Work request = Everything in the data that follows has to be repeated verbatim.

>>

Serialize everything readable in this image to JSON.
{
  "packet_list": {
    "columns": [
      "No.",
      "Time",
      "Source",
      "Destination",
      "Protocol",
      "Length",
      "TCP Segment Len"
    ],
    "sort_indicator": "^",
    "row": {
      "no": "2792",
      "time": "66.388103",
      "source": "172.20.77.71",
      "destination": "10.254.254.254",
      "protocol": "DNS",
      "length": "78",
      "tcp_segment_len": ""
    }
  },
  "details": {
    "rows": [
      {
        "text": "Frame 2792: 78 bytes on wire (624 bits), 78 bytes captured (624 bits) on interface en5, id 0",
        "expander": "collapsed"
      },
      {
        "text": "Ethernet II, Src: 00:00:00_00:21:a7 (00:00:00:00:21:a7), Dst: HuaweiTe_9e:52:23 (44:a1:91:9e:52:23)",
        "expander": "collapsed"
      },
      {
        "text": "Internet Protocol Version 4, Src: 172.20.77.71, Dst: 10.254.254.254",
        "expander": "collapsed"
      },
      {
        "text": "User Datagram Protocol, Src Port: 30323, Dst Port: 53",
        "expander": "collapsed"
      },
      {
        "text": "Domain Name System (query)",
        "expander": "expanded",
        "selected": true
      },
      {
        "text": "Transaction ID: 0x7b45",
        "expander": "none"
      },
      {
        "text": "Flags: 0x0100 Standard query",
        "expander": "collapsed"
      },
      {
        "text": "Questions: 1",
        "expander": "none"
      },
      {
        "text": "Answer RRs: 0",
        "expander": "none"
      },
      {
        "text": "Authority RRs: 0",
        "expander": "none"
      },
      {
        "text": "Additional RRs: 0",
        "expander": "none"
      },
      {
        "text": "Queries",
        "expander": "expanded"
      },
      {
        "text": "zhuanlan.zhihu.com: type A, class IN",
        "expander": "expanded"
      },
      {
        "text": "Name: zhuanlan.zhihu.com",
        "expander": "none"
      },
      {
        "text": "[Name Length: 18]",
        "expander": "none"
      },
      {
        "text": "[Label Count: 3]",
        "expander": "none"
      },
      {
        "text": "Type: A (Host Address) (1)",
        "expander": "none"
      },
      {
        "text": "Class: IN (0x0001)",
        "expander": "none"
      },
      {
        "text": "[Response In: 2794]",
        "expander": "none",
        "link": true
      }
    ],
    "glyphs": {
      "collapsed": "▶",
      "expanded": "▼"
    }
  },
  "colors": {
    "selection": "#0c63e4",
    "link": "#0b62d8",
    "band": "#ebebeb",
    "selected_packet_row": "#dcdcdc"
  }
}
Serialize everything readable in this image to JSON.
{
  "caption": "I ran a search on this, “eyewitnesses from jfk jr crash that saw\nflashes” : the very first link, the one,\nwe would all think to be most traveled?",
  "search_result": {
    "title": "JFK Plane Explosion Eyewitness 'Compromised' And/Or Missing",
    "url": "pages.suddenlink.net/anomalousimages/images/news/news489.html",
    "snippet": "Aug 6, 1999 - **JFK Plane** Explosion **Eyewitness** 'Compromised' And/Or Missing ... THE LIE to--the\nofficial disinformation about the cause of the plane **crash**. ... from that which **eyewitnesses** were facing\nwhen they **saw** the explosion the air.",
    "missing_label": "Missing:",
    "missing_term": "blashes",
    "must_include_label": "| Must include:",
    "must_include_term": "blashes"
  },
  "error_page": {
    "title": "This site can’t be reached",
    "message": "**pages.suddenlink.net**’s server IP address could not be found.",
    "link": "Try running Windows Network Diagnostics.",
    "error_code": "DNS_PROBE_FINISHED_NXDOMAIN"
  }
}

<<

Task result =
Serialize everything readable in this image to JSON.
{
  "packet_list": {
    "columns": [
      "No.",
      "Time",
      "Source",
      "Destination",
      "Protocol",
      "Length",
      "TCP Segment Len"
    ],
    "sort_indicator": "^",
    "row": {
      "no": "2792",
      "time": "66.388103",
      "source": "172.20.77.71",
      "destination": "10.254.254.254",
      "protocol": "DNS",
      "length": "78",
      "tcp_segment_len": ""
    }
  },
  "details": {
    "rows": [
      {
        "text": "Frame 2792: 78 bytes on wire (624 bits), 78 bytes captured (624 bits) on interface en5, id 0",
        "expander": "collapsed"
      },
      {
        "text": "Ethernet II, Src: 00:00:00_00:21:a7 (00:00:00:00:21:a7), Dst: HuaweiTe_9e:52:23 (44:a1:91:9e:52:23)",
        "expander": "collapsed"
      },
      {
        "text": "Internet Protocol Version 4, Src: 172.20.77.71, Dst: 10.254.254.254",
        "expander": "collapsed"
      },
      {
        "text": "User Datagram Protocol, Src Port: 30323, Dst Port: 53",
        "expander": "collapsed"
      },
      {
        "text": "Domain Name System (query)",
        "expander": "expanded",
        "selected": true
      },
      {
        "text": "Transaction ID: 0x7b45",
        "expander": "none"
      },
      {
        "text": "Flags: 0x0100 Standard query",
        "expander": "collapsed"
      },
      {
        "text": "Questions: 1",
        "expander": "none"
      },
      {
        "text": "Answer RRs: 0",
        "expander": "none"
      },
      {
        "text": "Authority RRs: 0",
        "expander": "none"
      },
      {
        "text": "Additional RRs: 0",
        "expander": "none"
      },
      {
        "text": "Queries",
        "expander": "expanded"
      },
      {
        "text": "zhuanlan.zhihu.com: type A, class IN",
        "expander": "expanded"
      },
      {
        "text": "Name: zhuanlan.zhihu.com",
        "expander": "none"
      },
      {
        "text": "[Name Length: 18]",
        "expander": "none"
      },
      {
        "text": "[Label Count: 3]",
        "expander": "none"
      },
      {
        "text": "Type: A (Host Address) (1)",
        "expander": "none"
      },
      {
        "text": "Class: IN (0x0001)",
        "expander": "none"
      },
      {
        "text": "[Response In: 2794]",
        "expander": "none",
        "link": true
      }
    ],
    "glyphs": {
      "collapsed": "▶",
      "expanded": "▼"
    }
  },
  "colors": {
    "selection": "#0c63e4",
    "link": "#0b62d8",
    "band": "#ebebeb",
    "selected_packet_row": "#dcdcdc"
  }
}
Serialize everything readable in this image to JSON.
{
  "caption": "I ran a search on this, “eyewitnesses from jfk jr crash that saw\nflashes” : the very first link, the one,\nwe would all think to be most traveled?",
  "search_result": {
    "title": "JFK Plane Explosion Eyewitness 'Compromised' And/Or Missing",
    "url": "pages.suddenlink.net/anomalousimages/images/news/news489.html",
    "snippet": "Aug 6, 1999 - **JFK Plane** Explosion **Eyewitness** 'Compromised' And/Or Missing ... THE LIE to--the\nofficial disinformation about the cause of the plane **crash**. ... from that which **eyewitnesses** were facing\nwhen they **saw** the explosion the air.",
    "missing_label": "Missing:",
    "missing_term": "blashes",
    "must_include_label": "| Must include:",
    "must_include_term": "blashes"
  },
  "error_page": {
    "title": "This site can’t be reached",
    "message": "**pages.suddenlink.net**’s server IP address could not be found.",
    "link": "Try running Windows Network Diagnostics.",
    "error_code": "DNS_PROBE_FINISHED_NXDOMAIN"
  }
}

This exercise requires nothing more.